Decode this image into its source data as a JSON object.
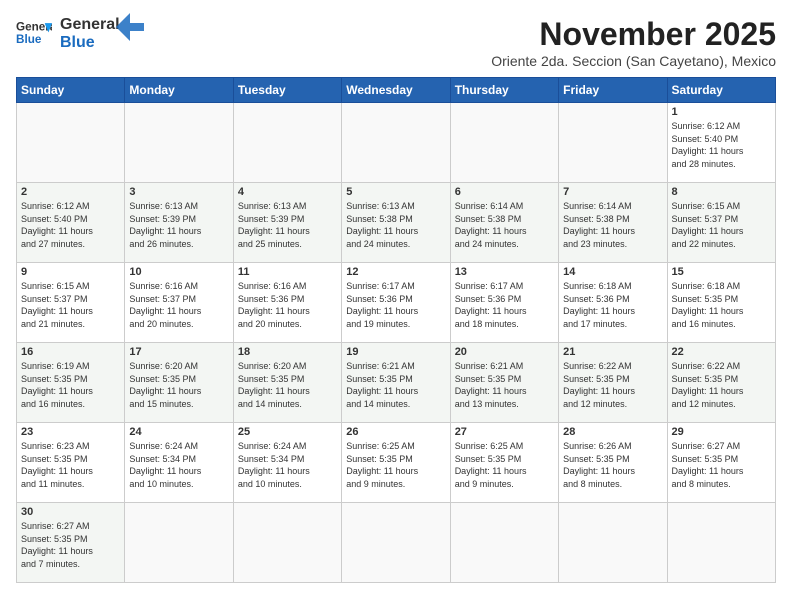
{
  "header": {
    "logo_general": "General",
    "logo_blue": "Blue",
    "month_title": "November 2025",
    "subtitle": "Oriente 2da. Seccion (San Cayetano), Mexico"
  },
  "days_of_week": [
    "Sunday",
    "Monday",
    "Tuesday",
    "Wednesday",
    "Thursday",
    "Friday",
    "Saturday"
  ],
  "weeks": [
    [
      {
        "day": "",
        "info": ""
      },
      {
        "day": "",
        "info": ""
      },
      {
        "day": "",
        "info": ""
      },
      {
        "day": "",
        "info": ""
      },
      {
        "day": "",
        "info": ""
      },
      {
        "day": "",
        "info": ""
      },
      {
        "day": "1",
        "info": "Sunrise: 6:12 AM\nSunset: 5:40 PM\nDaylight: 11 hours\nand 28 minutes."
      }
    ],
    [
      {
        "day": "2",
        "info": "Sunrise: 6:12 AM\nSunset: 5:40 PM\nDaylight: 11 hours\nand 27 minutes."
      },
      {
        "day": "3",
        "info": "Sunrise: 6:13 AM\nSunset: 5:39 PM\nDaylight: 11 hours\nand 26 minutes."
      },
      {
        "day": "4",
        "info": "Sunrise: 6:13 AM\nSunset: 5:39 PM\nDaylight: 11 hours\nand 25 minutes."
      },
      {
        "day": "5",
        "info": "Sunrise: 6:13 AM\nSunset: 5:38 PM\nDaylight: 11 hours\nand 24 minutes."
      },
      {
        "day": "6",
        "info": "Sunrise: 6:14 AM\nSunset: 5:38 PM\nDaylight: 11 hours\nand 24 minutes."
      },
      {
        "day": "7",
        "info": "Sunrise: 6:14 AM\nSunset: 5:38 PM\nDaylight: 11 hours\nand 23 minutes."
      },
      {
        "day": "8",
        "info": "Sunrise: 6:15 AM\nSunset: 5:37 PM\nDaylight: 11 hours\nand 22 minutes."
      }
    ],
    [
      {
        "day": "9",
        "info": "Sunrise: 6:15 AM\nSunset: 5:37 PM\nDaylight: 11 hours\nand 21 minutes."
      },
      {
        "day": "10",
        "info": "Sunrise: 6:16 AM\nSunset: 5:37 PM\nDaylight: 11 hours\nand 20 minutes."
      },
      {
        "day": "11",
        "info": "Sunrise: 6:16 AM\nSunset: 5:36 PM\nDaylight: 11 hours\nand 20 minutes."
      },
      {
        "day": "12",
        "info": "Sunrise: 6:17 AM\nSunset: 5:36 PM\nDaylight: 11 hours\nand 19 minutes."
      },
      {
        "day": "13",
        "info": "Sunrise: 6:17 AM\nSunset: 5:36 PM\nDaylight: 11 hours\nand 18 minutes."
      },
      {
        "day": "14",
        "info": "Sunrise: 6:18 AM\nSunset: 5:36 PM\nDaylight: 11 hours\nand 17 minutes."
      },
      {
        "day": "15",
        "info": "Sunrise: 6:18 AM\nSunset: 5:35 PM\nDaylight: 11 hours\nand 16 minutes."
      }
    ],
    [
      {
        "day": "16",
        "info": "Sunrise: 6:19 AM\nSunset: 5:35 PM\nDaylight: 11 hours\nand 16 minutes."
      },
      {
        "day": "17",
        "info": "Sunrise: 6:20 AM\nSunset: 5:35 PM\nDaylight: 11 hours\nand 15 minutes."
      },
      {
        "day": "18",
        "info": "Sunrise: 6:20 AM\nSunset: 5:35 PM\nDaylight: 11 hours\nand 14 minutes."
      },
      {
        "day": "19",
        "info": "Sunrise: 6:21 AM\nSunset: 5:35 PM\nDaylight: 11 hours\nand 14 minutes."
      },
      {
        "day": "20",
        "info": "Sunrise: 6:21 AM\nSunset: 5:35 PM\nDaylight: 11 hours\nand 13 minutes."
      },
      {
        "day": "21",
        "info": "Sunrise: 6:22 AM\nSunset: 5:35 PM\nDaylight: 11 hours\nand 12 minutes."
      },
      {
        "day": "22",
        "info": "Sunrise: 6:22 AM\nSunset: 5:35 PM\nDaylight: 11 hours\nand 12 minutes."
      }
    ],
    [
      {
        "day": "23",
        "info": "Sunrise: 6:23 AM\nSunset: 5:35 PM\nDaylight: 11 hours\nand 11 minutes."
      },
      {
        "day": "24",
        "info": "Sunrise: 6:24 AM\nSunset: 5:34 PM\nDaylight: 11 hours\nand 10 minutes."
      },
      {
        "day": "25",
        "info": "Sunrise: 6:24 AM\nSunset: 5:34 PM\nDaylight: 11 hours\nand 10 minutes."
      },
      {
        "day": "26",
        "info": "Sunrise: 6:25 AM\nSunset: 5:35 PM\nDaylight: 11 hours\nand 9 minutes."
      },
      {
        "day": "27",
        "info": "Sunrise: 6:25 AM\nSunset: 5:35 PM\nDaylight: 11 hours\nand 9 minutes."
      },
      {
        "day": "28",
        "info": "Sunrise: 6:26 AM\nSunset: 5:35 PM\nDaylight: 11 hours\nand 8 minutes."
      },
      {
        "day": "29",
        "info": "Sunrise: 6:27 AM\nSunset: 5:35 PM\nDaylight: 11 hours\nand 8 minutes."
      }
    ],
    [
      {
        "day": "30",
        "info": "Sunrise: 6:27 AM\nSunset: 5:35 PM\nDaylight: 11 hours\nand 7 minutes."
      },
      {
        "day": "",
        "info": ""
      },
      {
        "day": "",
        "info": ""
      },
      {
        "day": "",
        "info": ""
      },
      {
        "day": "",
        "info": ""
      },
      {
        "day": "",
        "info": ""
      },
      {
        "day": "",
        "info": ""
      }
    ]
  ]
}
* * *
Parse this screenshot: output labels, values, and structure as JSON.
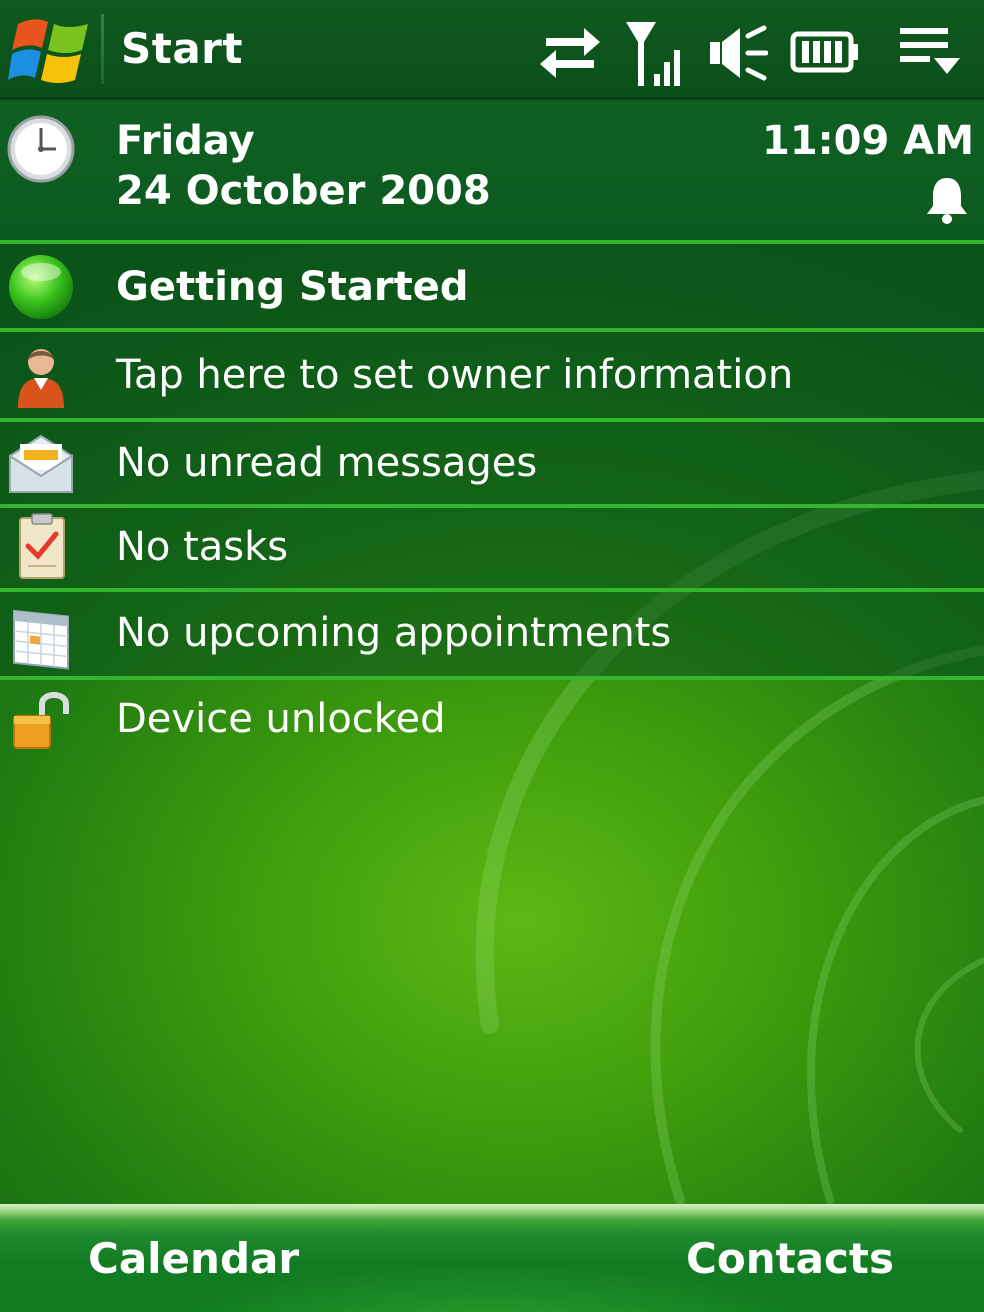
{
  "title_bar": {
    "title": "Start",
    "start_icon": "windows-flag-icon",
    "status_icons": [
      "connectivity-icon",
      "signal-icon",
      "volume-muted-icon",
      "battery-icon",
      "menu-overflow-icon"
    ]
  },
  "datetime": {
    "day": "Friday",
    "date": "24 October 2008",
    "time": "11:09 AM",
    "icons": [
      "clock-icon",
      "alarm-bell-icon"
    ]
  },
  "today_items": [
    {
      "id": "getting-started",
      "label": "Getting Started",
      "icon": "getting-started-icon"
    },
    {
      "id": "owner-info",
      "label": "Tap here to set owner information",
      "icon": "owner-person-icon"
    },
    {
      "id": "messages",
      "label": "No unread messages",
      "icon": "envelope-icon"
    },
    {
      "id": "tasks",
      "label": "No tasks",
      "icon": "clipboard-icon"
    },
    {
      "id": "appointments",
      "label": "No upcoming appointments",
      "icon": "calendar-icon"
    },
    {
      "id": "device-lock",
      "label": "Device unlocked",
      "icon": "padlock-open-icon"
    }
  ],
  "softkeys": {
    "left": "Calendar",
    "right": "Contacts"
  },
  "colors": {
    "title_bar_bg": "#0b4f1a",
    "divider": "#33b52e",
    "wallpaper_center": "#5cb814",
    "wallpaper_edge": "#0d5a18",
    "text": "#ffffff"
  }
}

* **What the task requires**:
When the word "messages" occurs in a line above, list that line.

* **Solution for this problem**:
      "id": "messages",
      "label": "No unread messages",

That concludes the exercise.